I think there are additional ways we can build out a matrix to scaffold students in doing the high-level analysis, evaluation, and synthesis expected in literature reviews. Many faculty think that assigning an annotated bibliography can act as an interim scaffold, but other than adding accountability for research/reading progress, I don’t think faculty find it acts to scaffold literature reviews that meet their expectations. Faculty are often dismayed when students cobble those annotation paragraphs together into an elaborate summary I call “The Shopping List”: Source A says X, Source B says Y, Source C says Z. The Shopping List paper is woefully devoid of the critical analysis/synthesis moves that faculty want to promote.
Over the years, I’ve wondered what it would take to move students more from a discrete Shopping List to a synthesized Path of Claims. I’ve become convinced of two gaps: a lack of knowing that they have agency (as a student, who am I to forward or counter the experts?) and a lack of knowing how to make thinking and writing moves across Bloom’s Revised Taxonomy. Students seem most comfortable with two moves, the kind they might make in discussing a movie they just saw: “I just saw a movie that X (plot summary), and it was awful (judgment without evaluation).”

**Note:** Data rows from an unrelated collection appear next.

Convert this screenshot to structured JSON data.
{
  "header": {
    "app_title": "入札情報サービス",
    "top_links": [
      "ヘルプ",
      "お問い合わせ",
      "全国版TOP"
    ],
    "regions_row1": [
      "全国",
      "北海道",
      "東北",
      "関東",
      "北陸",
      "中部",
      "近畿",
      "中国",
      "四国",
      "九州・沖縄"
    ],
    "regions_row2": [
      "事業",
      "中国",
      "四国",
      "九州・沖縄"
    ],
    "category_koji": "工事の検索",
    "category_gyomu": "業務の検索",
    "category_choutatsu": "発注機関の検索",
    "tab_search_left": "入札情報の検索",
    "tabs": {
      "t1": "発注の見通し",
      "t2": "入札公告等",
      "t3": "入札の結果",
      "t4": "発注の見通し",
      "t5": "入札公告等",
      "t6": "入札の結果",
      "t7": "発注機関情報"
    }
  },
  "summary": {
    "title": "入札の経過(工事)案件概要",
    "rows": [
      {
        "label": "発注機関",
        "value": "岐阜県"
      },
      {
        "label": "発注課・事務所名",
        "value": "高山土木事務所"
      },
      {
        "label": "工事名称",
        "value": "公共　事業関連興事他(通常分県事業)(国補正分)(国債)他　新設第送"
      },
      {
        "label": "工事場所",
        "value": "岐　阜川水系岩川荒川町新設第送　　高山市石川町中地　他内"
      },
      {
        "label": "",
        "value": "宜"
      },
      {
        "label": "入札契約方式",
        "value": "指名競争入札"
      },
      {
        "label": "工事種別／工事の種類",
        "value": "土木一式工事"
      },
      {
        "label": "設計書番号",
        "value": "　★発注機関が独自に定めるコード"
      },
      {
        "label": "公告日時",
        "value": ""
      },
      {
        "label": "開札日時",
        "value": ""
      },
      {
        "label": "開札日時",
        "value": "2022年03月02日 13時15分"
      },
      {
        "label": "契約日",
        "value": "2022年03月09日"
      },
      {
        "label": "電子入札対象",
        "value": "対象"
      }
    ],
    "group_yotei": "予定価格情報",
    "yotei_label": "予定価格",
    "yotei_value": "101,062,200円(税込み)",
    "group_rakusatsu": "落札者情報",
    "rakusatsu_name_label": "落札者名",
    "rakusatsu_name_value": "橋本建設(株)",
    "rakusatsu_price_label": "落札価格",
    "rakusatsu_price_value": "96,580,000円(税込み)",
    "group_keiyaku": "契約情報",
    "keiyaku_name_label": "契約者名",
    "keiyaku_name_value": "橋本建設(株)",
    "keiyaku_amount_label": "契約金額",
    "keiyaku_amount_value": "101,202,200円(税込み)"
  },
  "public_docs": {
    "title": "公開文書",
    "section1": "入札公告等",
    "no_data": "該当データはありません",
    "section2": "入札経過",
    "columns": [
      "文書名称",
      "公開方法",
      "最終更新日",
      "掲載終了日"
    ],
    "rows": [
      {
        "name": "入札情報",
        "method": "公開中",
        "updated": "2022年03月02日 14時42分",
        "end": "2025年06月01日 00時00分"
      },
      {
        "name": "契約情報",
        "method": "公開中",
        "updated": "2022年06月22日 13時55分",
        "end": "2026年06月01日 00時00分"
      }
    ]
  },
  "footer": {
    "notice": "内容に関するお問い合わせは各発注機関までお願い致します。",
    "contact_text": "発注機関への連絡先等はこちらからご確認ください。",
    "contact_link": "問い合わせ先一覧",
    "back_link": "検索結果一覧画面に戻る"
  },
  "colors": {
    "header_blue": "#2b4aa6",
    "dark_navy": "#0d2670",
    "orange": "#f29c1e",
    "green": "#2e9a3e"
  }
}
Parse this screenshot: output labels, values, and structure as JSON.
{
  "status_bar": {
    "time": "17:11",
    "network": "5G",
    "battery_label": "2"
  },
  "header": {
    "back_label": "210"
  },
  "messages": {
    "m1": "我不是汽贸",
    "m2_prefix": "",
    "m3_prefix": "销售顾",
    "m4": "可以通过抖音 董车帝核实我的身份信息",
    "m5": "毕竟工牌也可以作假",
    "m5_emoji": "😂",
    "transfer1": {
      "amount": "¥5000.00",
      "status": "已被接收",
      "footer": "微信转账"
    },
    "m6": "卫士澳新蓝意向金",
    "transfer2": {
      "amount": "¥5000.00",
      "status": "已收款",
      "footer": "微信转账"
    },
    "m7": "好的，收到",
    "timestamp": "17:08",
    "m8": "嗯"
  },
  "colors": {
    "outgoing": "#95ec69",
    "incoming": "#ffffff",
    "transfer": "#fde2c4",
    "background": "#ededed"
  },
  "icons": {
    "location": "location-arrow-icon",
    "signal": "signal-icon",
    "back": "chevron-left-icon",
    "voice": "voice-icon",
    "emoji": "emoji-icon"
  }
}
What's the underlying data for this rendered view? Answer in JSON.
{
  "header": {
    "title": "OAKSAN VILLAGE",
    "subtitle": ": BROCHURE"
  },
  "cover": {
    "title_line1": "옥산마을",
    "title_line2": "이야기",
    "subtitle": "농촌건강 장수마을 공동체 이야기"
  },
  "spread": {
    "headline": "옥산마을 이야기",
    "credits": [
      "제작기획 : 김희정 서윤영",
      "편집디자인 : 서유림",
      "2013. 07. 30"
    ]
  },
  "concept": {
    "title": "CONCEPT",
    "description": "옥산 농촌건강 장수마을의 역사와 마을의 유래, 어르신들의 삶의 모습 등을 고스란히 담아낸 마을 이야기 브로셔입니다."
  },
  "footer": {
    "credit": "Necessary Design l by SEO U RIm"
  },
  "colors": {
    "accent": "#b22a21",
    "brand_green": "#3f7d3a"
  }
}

Although students are practiced in summary and judgment, these moves aren’t ideal for literature reviews. So I’ve developed a tool intended to scaffold students in analysis, evaluation (with evidence), and synthesis. Hopefully in working through this tool, students can go beyond descriptive statements of each individual source to a more collective birds-eye view of what a body of literature is telling scholars about what we know/don’t know about a line of inquiry. My goal in using this matrix tool (still a work in progress!) is to help students realize they have valuable perspectives to offer and to demonstrate—show, not tell—how to practice moving beyond summary into a full continuum of thinking and writing moves, thus equipping them for success as professionals and as lifelong learners.